## To do
Write out the listing below in its entirety, minus the pictures, without changing a word.

______

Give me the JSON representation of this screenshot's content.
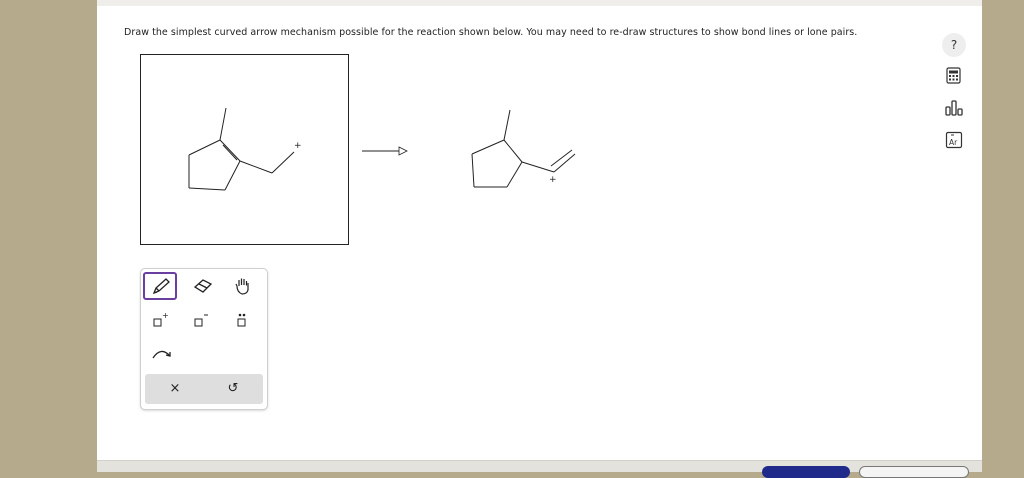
{
  "question": {
    "prompt": "Draw the simplest curved arrow mechanism possible for the reaction shown below. You may need to re-draw structures to show bond lines or lone pairs."
  },
  "structures": {
    "reactant_charge": "+",
    "product_charge": "+"
  },
  "side_toolbar": {
    "help_label": "?",
    "icons": [
      "calculator-icon",
      "periodic-chart-icon",
      "element-table-icon"
    ],
    "element_symbol": "Ar"
  },
  "palette": {
    "tools": [
      "pencil-icon",
      "eraser-icon",
      "hand-icon",
      "positive-charge-icon",
      "negative-charge-icon",
      "lone-pair-icon",
      "curved-arrow-icon"
    ],
    "selected_tool": "pencil-icon",
    "clear_label": "×",
    "undo_label": "↺"
  },
  "colors": {
    "accent": "#6b3fa0",
    "submit": "#1f2a8a",
    "background": "#b5aa8c"
  }
}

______

## Written solution
Give me the JSON representation of this screenshot's content.
{
  "question": {
    "prompt": "Draw the simplest curved arrow mechanism possible for the reaction shown below. You may need to re-draw structures to show bond lines or lone pairs."
  },
  "structures": {
    "reactant_charge": "+",
    "product_charge": "+"
  },
  "side_toolbar": {
    "help_label": "?",
    "icons": [
      "calculator-icon",
      "periodic-chart-icon",
      "element-table-icon"
    ],
    "element_symbol": "Ar"
  },
  "palette": {
    "tools": [
      "pencil-icon",
      "eraser-icon",
      "hand-icon",
      "positive-charge-icon",
      "negative-charge-icon",
      "lone-pair-icon",
      "curved-arrow-icon"
    ],
    "selected_tool": "pencil-icon",
    "clear_label": "×",
    "undo_label": "↺"
  },
  "colors": {
    "accent": "#6b3fa0",
    "submit": "#1f2a8a",
    "background": "#b5aa8c"
  }
}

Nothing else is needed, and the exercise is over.